Data entries:
○ ○ ○ ○ ○

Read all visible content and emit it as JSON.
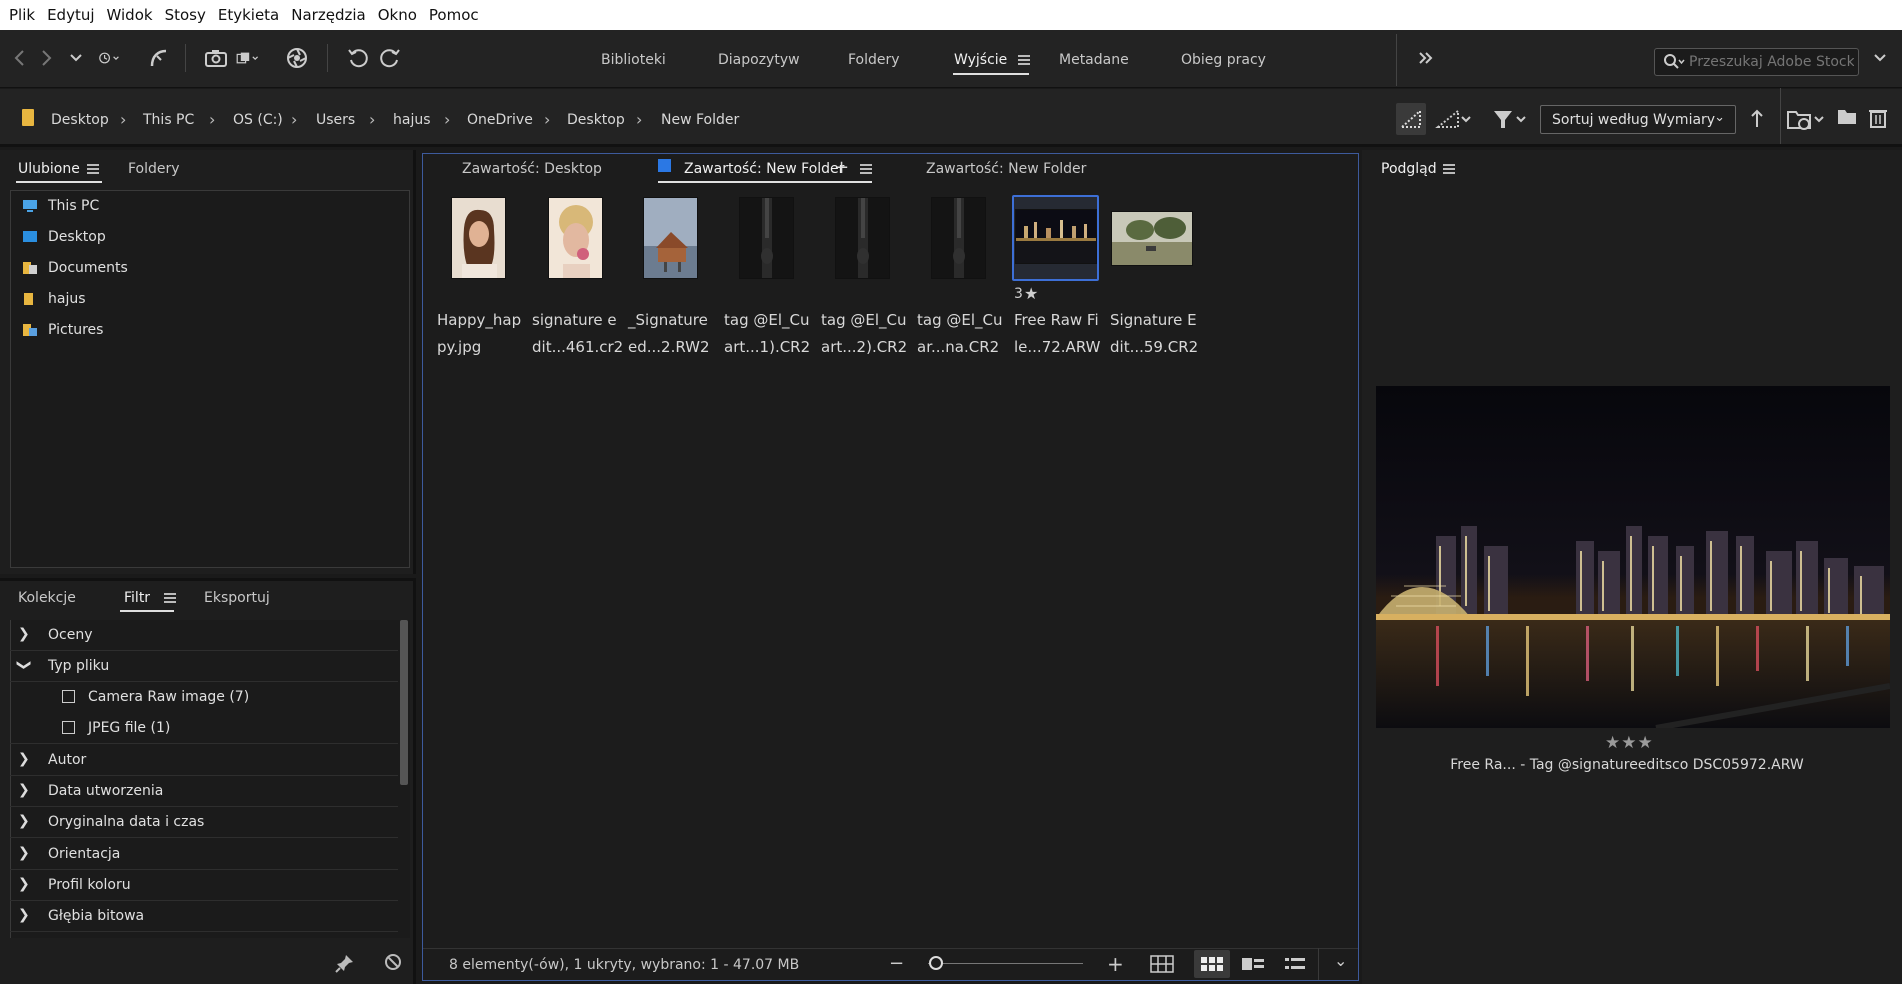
{
  "menu": [
    "Plik",
    "Edytuj",
    "Widok",
    "Stosy",
    "Etykieta",
    "Narzędzia",
    "Okno",
    "Pomoc"
  ],
  "workspaces": [
    "Biblioteki",
    "Diapozytyw",
    "Foldery",
    "Wyjście",
    "Metadane",
    "Obieg pracy"
  ],
  "active_workspace": "Wyjście",
  "search": {
    "placeholder": "Przeszukaj Adobe Stock"
  },
  "breadcrumb": [
    "Desktop",
    "This PC",
    "OS (C:)",
    "Users",
    "hajus",
    "OneDrive",
    "Desktop",
    "New Folder"
  ],
  "sort": {
    "label": "Sortuj według Wymiary"
  },
  "left_top": {
    "tabs": [
      "Ulubione",
      "Foldery"
    ],
    "favorites": [
      {
        "label": "This PC",
        "icon": "pc-icon"
      },
      {
        "label": "Desktop",
        "icon": "desktop-folder-icon"
      },
      {
        "label": "Documents",
        "icon": "documents-folder-icon"
      },
      {
        "label": "hajus",
        "icon": "user-folder-icon"
      },
      {
        "label": "Pictures",
        "icon": "pictures-folder-icon"
      }
    ]
  },
  "left_bottom": {
    "tabs": [
      "Kolekcje",
      "Filtr",
      "Eksportuj"
    ],
    "filters": [
      {
        "label": "Oceny",
        "expanded": false
      },
      {
        "label": "Typ pliku",
        "expanded": true
      },
      {
        "label": "Camera Raw image  (7)",
        "sub": true
      },
      {
        "label": "JPEG file  (1)",
        "sub": true
      },
      {
        "label": "Autor",
        "expanded": false
      },
      {
        "label": "Data utworzenia",
        "expanded": false
      },
      {
        "label": "Oryginalna data i czas",
        "expanded": false
      },
      {
        "label": "Orientacja",
        "expanded": false
      },
      {
        "label": "Profil koloru",
        "expanded": false
      },
      {
        "label": "Głębia bitowa",
        "expanded": false
      }
    ]
  },
  "content_tabs": [
    "Zawartość: Desktop",
    "Zawartość: New Folder",
    "Zawartość: New Folder"
  ],
  "thumbnails": [
    {
      "line1": "Happy_hap",
      "line2": "py.jpg"
    },
    {
      "line1": "signature e",
      "line2": "dit...461.cr2"
    },
    {
      "line1": "_Signature",
      "line2": "ed...2.RW2"
    },
    {
      "line1": "tag @El_Cu",
      "line2": "art...1).CR2"
    },
    {
      "line1": "tag @El_Cu",
      "line2": "art...2).CR2"
    },
    {
      "line1": "tag @El_Cu",
      "line2": "ar...na.CR2"
    },
    {
      "line1": "Free Raw Fi",
      "line2": "le...72.ARW",
      "rating": "3",
      "selected": true
    },
    {
      "line1": "Signature E",
      "line2": "dit...59.CR2"
    }
  ],
  "status": "8 elementy(-ów), 1 ukryty, wybrano: 1 - 47.07 MB",
  "preview": {
    "tab": "Podgląd",
    "stars": "★★★",
    "caption": "Free Ra... - Tag @signatureeditsco DSC05972.ARW"
  },
  "colors": {
    "accent": "#3d6fd6",
    "panel": "#1e1e1e",
    "background": "#111111"
  }
}
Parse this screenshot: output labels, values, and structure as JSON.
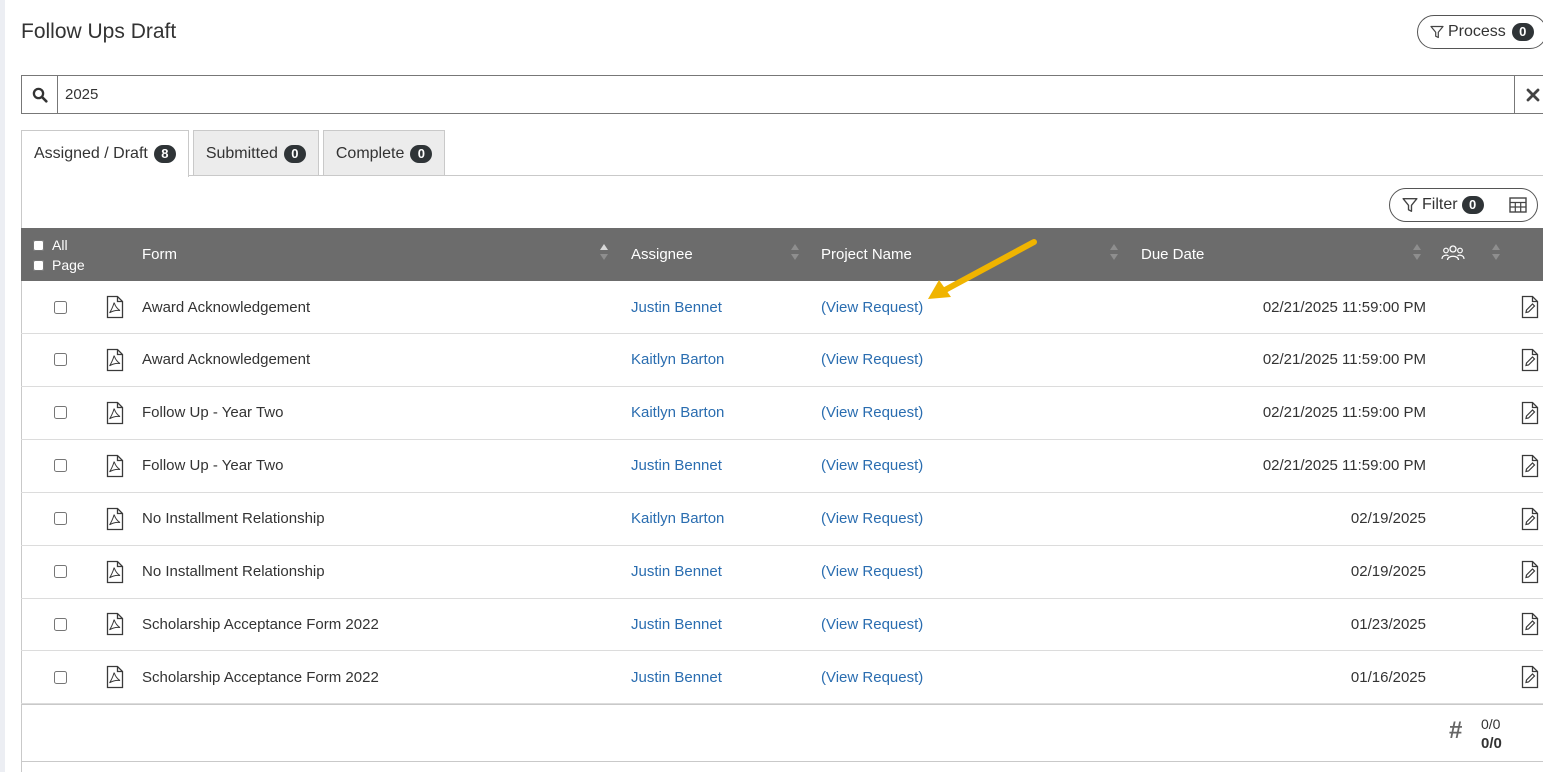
{
  "page": {
    "title": "Follow Ups Draft"
  },
  "process": {
    "label": "Process",
    "count": "0"
  },
  "search": {
    "value": "2025"
  },
  "tabs": [
    {
      "label": "Assigned / Draft",
      "count": "8"
    },
    {
      "label": "Submitted",
      "count": "0"
    },
    {
      "label": "Complete",
      "count": "0"
    }
  ],
  "filter": {
    "label": "Filter",
    "count": "0"
  },
  "table": {
    "headers": {
      "all": "All",
      "page": "Page",
      "form": "Form",
      "assignee": "Assignee",
      "project": "Project Name",
      "due": "Due Date"
    },
    "rows": [
      {
        "form": "Award Acknowledgement",
        "assignee": "Justin Bennet",
        "project": "(View Request)",
        "due": "02/21/2025 11:59:00 PM"
      },
      {
        "form": "Award Acknowledgement",
        "assignee": "Kaitlyn Barton",
        "project": "(View Request)",
        "due": "02/21/2025 11:59:00 PM"
      },
      {
        "form": "Follow Up - Year Two",
        "assignee": "Kaitlyn Barton",
        "project": "(View Request)",
        "due": "02/21/2025 11:59:00 PM"
      },
      {
        "form": "Follow Up - Year Two",
        "assignee": "Justin Bennet",
        "project": "(View Request)",
        "due": "02/21/2025 11:59:00 PM"
      },
      {
        "form": "No Installment Relationship",
        "assignee": "Kaitlyn Barton",
        "project": "(View Request)",
        "due": "02/19/2025"
      },
      {
        "form": "No Installment Relationship",
        "assignee": "Justin Bennet",
        "project": "(View Request)",
        "due": "02/19/2025"
      },
      {
        "form": "Scholarship Acceptance Form 2022",
        "assignee": "Justin Bennet",
        "project": "(View Request)",
        "due": "01/23/2025"
      },
      {
        "form": "Scholarship Acceptance Form 2022",
        "assignee": "Justin Bennet",
        "project": "(View Request)",
        "due": "01/16/2025"
      }
    ]
  },
  "pager": {
    "top": "0/0",
    "bottom": "0/0"
  },
  "colors": {
    "accent_link": "#2a6db0",
    "header_bg": "#6c6c6c",
    "annotation_arrow": "#f0b400"
  }
}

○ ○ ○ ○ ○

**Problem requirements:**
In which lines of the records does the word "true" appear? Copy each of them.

**Response for this exercise:**
        "expanded": true
        "sub": true
        "sub": true
      "selected": true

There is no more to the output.